Prompt:
Return, word for word, every line starting at the line with "Serialize everything readable" and ending at the final line of the entries; skip the pictures.

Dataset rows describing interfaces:
···
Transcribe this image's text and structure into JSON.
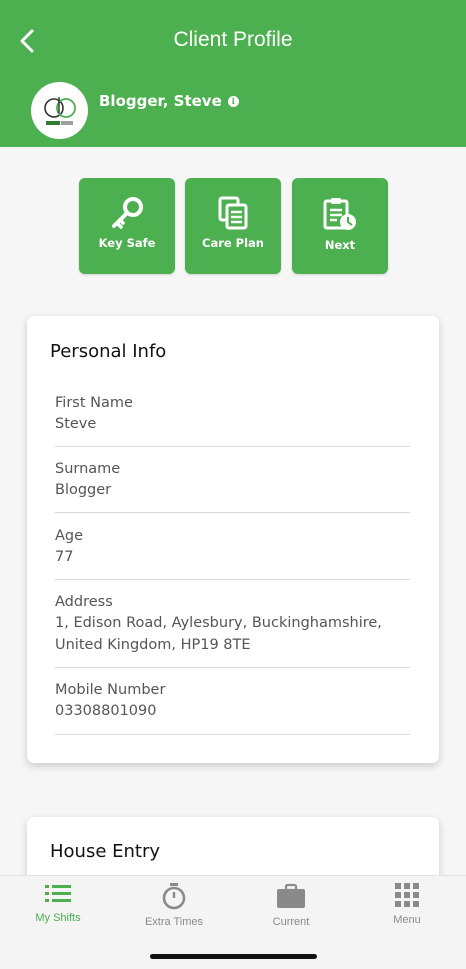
{
  "header": {
    "title": "Client Profile",
    "client_name": "Blogger, Steve",
    "brand_color": "#4caf50"
  },
  "actions": [
    {
      "label": "Key Safe",
      "icon": "key-icon"
    },
    {
      "label": "Care Plan",
      "icon": "documents-icon"
    },
    {
      "label": "Next",
      "icon": "clipboard-clock-icon"
    }
  ],
  "personal_info": {
    "title": "Personal Info",
    "fields": [
      {
        "label": "First Name",
        "value": "Steve"
      },
      {
        "label": "Surname",
        "value": "Blogger"
      },
      {
        "label": "Age",
        "value": "77"
      },
      {
        "label": "Address",
        "value": "1, Edison Road, Aylesbury, Buckinghamshire, United Kingdom, HP19 8TE"
      },
      {
        "label": "Mobile Number",
        "value": "03308801090"
      }
    ]
  },
  "house_entry": {
    "title": "House Entry"
  },
  "tabbar": {
    "tabs": [
      {
        "label": "My Shifts",
        "icon": "list-icon",
        "active": true
      },
      {
        "label": "Extra Times",
        "icon": "stopwatch-icon",
        "active": false
      },
      {
        "label": "Current",
        "icon": "briefcase-icon",
        "active": false
      },
      {
        "label": "Menu",
        "icon": "grid-icon",
        "active": false
      }
    ]
  }
}
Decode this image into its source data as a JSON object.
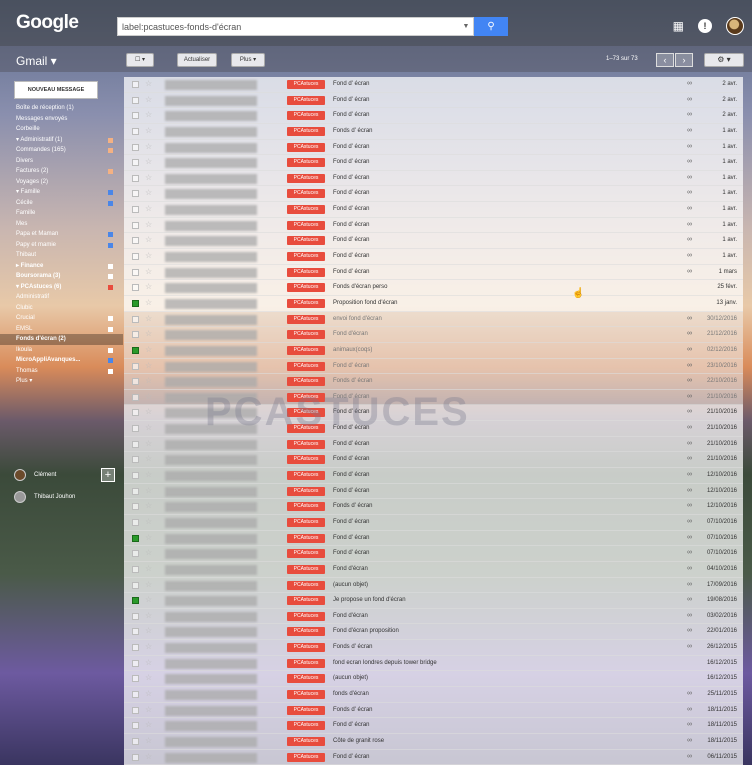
{
  "header": {
    "logo": "Google",
    "search_query": "label:pcastuces-fonds-d'écran",
    "search_button_icon": "search-icon",
    "apps_icon": "apps-grid-icon",
    "notifications_icon": "notifications-icon",
    "avatar_icon": "avatar"
  },
  "toolbar": {
    "gmail_label": "Gmail ▾",
    "select_label": "☐ ▾",
    "refresh_label": "Actualiser",
    "more_label": "Plus ▾",
    "count_text": "1–73 sur 73",
    "prev_icon": "‹",
    "next_icon": "›",
    "settings_icon": "⚙ ▾"
  },
  "sidebar": {
    "compose_label": "NOUVEAU MESSAGE",
    "items": [
      {
        "label": "Boîte de réception (1)",
        "bold": false,
        "sel": false,
        "color": ""
      },
      {
        "label": "Messages envoyés",
        "bold": false,
        "sel": false,
        "color": ""
      },
      {
        "label": "Corbeille",
        "bold": false,
        "sel": false,
        "color": ""
      },
      {
        "label": "▾ Administratif (1)",
        "bold": false,
        "sel": false,
        "color": "#f4b183"
      },
      {
        "label": "      Commandes (165)",
        "bold": false,
        "sel": false,
        "color": "#f4b183"
      },
      {
        "label": "      Divers",
        "bold": false,
        "sel": false,
        "color": ""
      },
      {
        "label": "      Factures (2)",
        "bold": false,
        "sel": false,
        "color": "#f4b183"
      },
      {
        "label": "      Voyages (2)",
        "bold": false,
        "sel": false,
        "color": ""
      },
      {
        "label": "▾ Famille",
        "bold": false,
        "sel": false,
        "color": "#4a86e8"
      },
      {
        "label": "      Cécile",
        "bold": false,
        "sel": false,
        "color": "#4a86e8"
      },
      {
        "label": "      Famille",
        "bold": false,
        "sel": false,
        "color": ""
      },
      {
        "label": "      Mes",
        "bold": false,
        "sel": false,
        "color": ""
      },
      {
        "label": "      Papa et Maman",
        "bold": false,
        "sel": false,
        "color": "#4a86e8"
      },
      {
        "label": "      Papy et mamie",
        "bold": false,
        "sel": false,
        "color": "#4a86e8"
      },
      {
        "label": "      Thibaut",
        "bold": false,
        "sel": false,
        "color": ""
      },
      {
        "label": "▸ Finance",
        "bold": true,
        "sel": false,
        "color": "#ffffff"
      },
      {
        "label": "      Boursorama (3)",
        "bold": true,
        "sel": false,
        "color": "#ffffff"
      },
      {
        "label": "▾ PCAstuces (6)",
        "bold": true,
        "sel": false,
        "color": "#e84c3d"
      },
      {
        "label": "      Administratif",
        "bold": false,
        "sel": false,
        "color": ""
      },
      {
        "label": "      Clubic",
        "bold": false,
        "sel": false,
        "color": ""
      },
      {
        "label": "      Crucial",
        "bold": false,
        "sel": false,
        "color": "#ffffff"
      },
      {
        "label": "      EMSL",
        "bold": false,
        "sel": false,
        "color": "#ffffff"
      },
      {
        "label": "      Fonds d'écran (2)",
        "bold": true,
        "sel": true,
        "color": ""
      },
      {
        "label": "      Ikoula",
        "bold": false,
        "sel": false,
        "color": "#ffffff"
      },
      {
        "label": "      MicroAppliAvanques...",
        "bold": true,
        "sel": false,
        "color": "#4a86e8"
      },
      {
        "label": "      Thomas",
        "bold": false,
        "sel": false,
        "color": "#ffffff"
      },
      {
        "label": "Plus ▾",
        "bold": false,
        "sel": false,
        "color": ""
      }
    ]
  },
  "hangouts": {
    "me": "Clément",
    "contact": "Thibaut Jouhon",
    "add_icon": "+"
  },
  "watermark": "PCASTUCES",
  "label_tag": "PCAstuces",
  "emails": [
    {
      "subject": "Fond d' écran",
      "date": "2 avr.",
      "read": false,
      "checked": false,
      "attach": true
    },
    {
      "subject": "Fond d' écran",
      "date": "2 avr.",
      "read": false,
      "checked": false,
      "attach": true
    },
    {
      "subject": "Fond d' écran",
      "date": "2 avr.",
      "read": false,
      "checked": false,
      "attach": true
    },
    {
      "subject": "Fonds d' écran",
      "date": "1 avr.",
      "read": false,
      "checked": false,
      "attach": true
    },
    {
      "subject": "Fond d' écran",
      "date": "1 avr.",
      "read": false,
      "checked": false,
      "attach": true
    },
    {
      "subject": "Fond d' écran",
      "date": "1 avr.",
      "read": false,
      "checked": false,
      "attach": true
    },
    {
      "subject": "Fond d' écran",
      "date": "1 avr.",
      "read": false,
      "checked": false,
      "attach": true
    },
    {
      "subject": "Fond d' écran",
      "date": "1 avr.",
      "read": false,
      "checked": false,
      "attach": true
    },
    {
      "subject": "Fond d' écran",
      "date": "1 avr.",
      "read": false,
      "checked": false,
      "attach": true
    },
    {
      "subject": "Fond d' écran",
      "date": "1 avr.",
      "read": false,
      "checked": false,
      "attach": true
    },
    {
      "subject": "Fond d' écran",
      "date": "1 avr.",
      "read": false,
      "checked": false,
      "attach": true
    },
    {
      "subject": "Fond d' écran",
      "date": "1 avr.",
      "read": false,
      "checked": false,
      "attach": true
    },
    {
      "subject": "Fond d' écran",
      "date": "1 mars",
      "read": false,
      "checked": false,
      "attach": true
    },
    {
      "subject": "Fonds d'écran perso",
      "date": "25 févr.",
      "read": false,
      "checked": false,
      "attach": false
    },
    {
      "subject": "Proposition fond d'écran",
      "date": "13 janv.",
      "read": false,
      "checked": true,
      "attach": false
    },
    {
      "subject": "envoi fond d'écran",
      "date": "30/12/2016",
      "read": true,
      "checked": false,
      "attach": true
    },
    {
      "subject": "Fond d'écran",
      "date": "21/12/2016",
      "read": true,
      "checked": false,
      "attach": true
    },
    {
      "subject": "animaux(coqs)",
      "date": "02/12/2016",
      "read": true,
      "checked": true,
      "attach": true
    },
    {
      "subject": "Fond d' écran",
      "date": "23/10/2016",
      "read": true,
      "checked": false,
      "attach": true
    },
    {
      "subject": "Fonds d' écran",
      "date": "22/10/2016",
      "read": true,
      "checked": false,
      "attach": true
    },
    {
      "subject": "Fond d' écran",
      "date": "21/10/2016",
      "read": true,
      "checked": false,
      "attach": true
    },
    {
      "subject": "Fond d' écran",
      "date": "21/10/2016",
      "read": false,
      "checked": false,
      "attach": true
    },
    {
      "subject": "Fond d' écran",
      "date": "21/10/2016",
      "read": false,
      "checked": false,
      "attach": true
    },
    {
      "subject": "Fond d' écran",
      "date": "21/10/2016",
      "read": false,
      "checked": false,
      "attach": true
    },
    {
      "subject": "Fond d' écran",
      "date": "21/10/2016",
      "read": false,
      "checked": false,
      "attach": true
    },
    {
      "subject": "Fond d' écran",
      "date": "12/10/2016",
      "read": false,
      "checked": false,
      "attach": true
    },
    {
      "subject": "Fond d' écran",
      "date": "12/10/2016",
      "read": false,
      "checked": false,
      "attach": true
    },
    {
      "subject": "Fonds d' écran",
      "date": "12/10/2016",
      "read": false,
      "checked": false,
      "attach": true
    },
    {
      "subject": "Fond d' écran",
      "date": "07/10/2016",
      "read": false,
      "checked": false,
      "attach": true
    },
    {
      "subject": "Fond d' écran",
      "date": "07/10/2016",
      "read": false,
      "checked": true,
      "attach": true
    },
    {
      "subject": "Fond d' écran",
      "date": "07/10/2016",
      "read": false,
      "checked": false,
      "attach": true
    },
    {
      "subject": "Fond d'écran",
      "date": "04/10/2016",
      "read": false,
      "checked": false,
      "attach": true
    },
    {
      "subject": "(aucun objet)",
      "date": "17/09/2016",
      "read": false,
      "checked": false,
      "attach": true
    },
    {
      "subject": "Je propose un fond d'écran",
      "date": "19/08/2016",
      "read": false,
      "checked": true,
      "attach": true
    },
    {
      "subject": "Fond d'écran",
      "date": "03/02/2016",
      "read": false,
      "checked": false,
      "attach": true
    },
    {
      "subject": "Fond d'écran proposition",
      "date": "22/01/2016",
      "read": false,
      "checked": false,
      "attach": true
    },
    {
      "subject": "Fonds d' écran",
      "date": "26/12/2015",
      "read": false,
      "checked": false,
      "attach": true
    },
    {
      "subject": "fond ecran londres depuis tower bridge",
      "date": "16/12/2015",
      "read": false,
      "checked": false,
      "attach": false
    },
    {
      "subject": "(aucun objet)",
      "date": "16/12/2015",
      "read": false,
      "checked": false,
      "attach": false
    },
    {
      "subject": "fonds d'écran",
      "date": "25/11/2015",
      "read": false,
      "checked": false,
      "attach": true
    },
    {
      "subject": "Fonds d' écran",
      "date": "18/11/2015",
      "read": false,
      "checked": false,
      "attach": true
    },
    {
      "subject": "Fond d' écran",
      "date": "18/11/2015",
      "read": false,
      "checked": false,
      "attach": true
    },
    {
      "subject": "Côte de granit rose",
      "date": "18/11/2015",
      "read": false,
      "checked": false,
      "attach": true
    },
    {
      "subject": "Fond d' écran",
      "date": "06/11/2015",
      "read": false,
      "checked": false,
      "attach": true
    }
  ]
}
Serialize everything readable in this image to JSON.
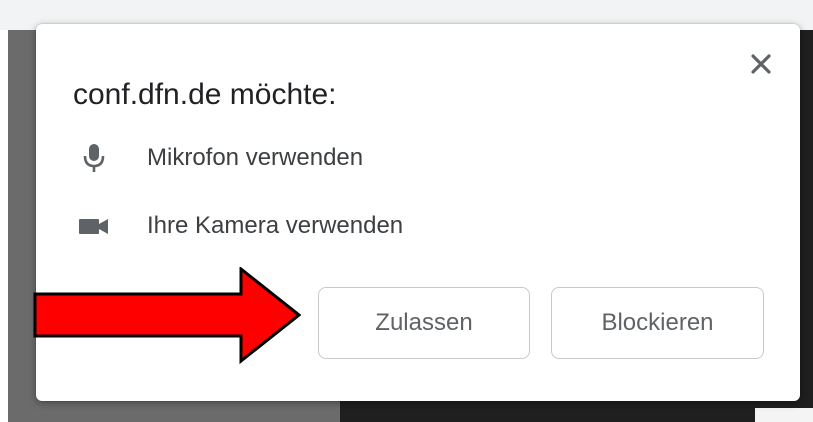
{
  "dialog": {
    "title": "conf.dfn.de möchte:",
    "close_icon": "close-icon",
    "permissions": [
      {
        "icon": "microphone-icon",
        "label": "Mikrofon verwenden"
      },
      {
        "icon": "camera-icon",
        "label": "Ihre Kamera verwenden"
      }
    ],
    "buttons": {
      "allow": "Zulassen",
      "block": "Blockieren"
    }
  },
  "annotation": {
    "arrow_icon": "red-arrow-icon",
    "arrow_color": "#ff0000"
  },
  "colors": {
    "title_text": "#202124",
    "body_text": "#3c4043",
    "button_text": "#5f6368",
    "icon": "#5f6368",
    "button_border": "#c7c9cc"
  }
}
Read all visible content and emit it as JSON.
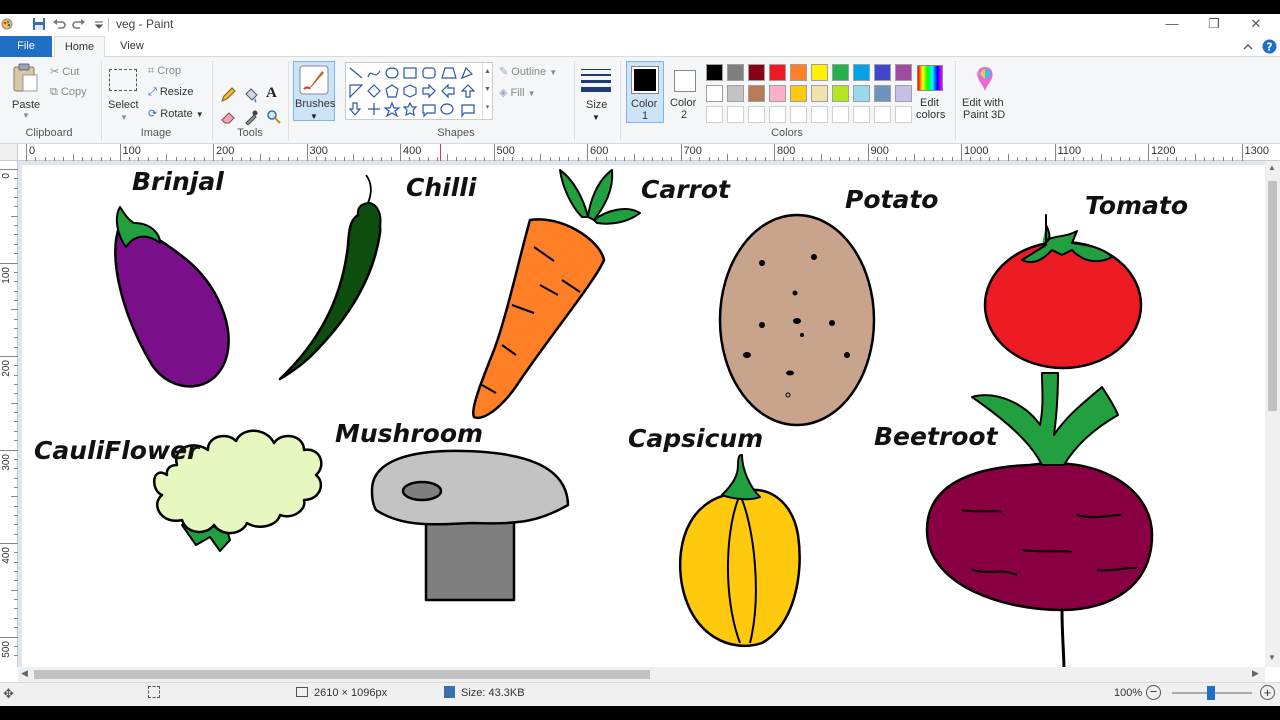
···
Result of this task:
Serialize everything readable in this image to JSON.
{
  "dialog": {
    "title": "conf.dfn.de möchte:",
    "close_icon": "close-icon",
    "permissions": [
      {
        "icon": "microphone-icon",
        "label": "Mikrofon verwenden"
      },
      {
        "icon": "camera-icon",
        "label": "Ihre Kamera verwenden"
      }
    ],
    "buttons": {
      "allow": "Zulassen",
      "block": "Blockieren"
    }
  },
  "annotation": {
    "arrow_icon": "red-arrow-icon",
    "arrow_color": "#ff0000"
  },
  "colors": {
    "title_text": "#202124",
    "body_text": "#3c4043",
    "button_text": "#5f6368",
    "icon": "#5f6368",
    "button_border": "#c7c9cc"
  }
}
Read all visible content and emit it as JSON.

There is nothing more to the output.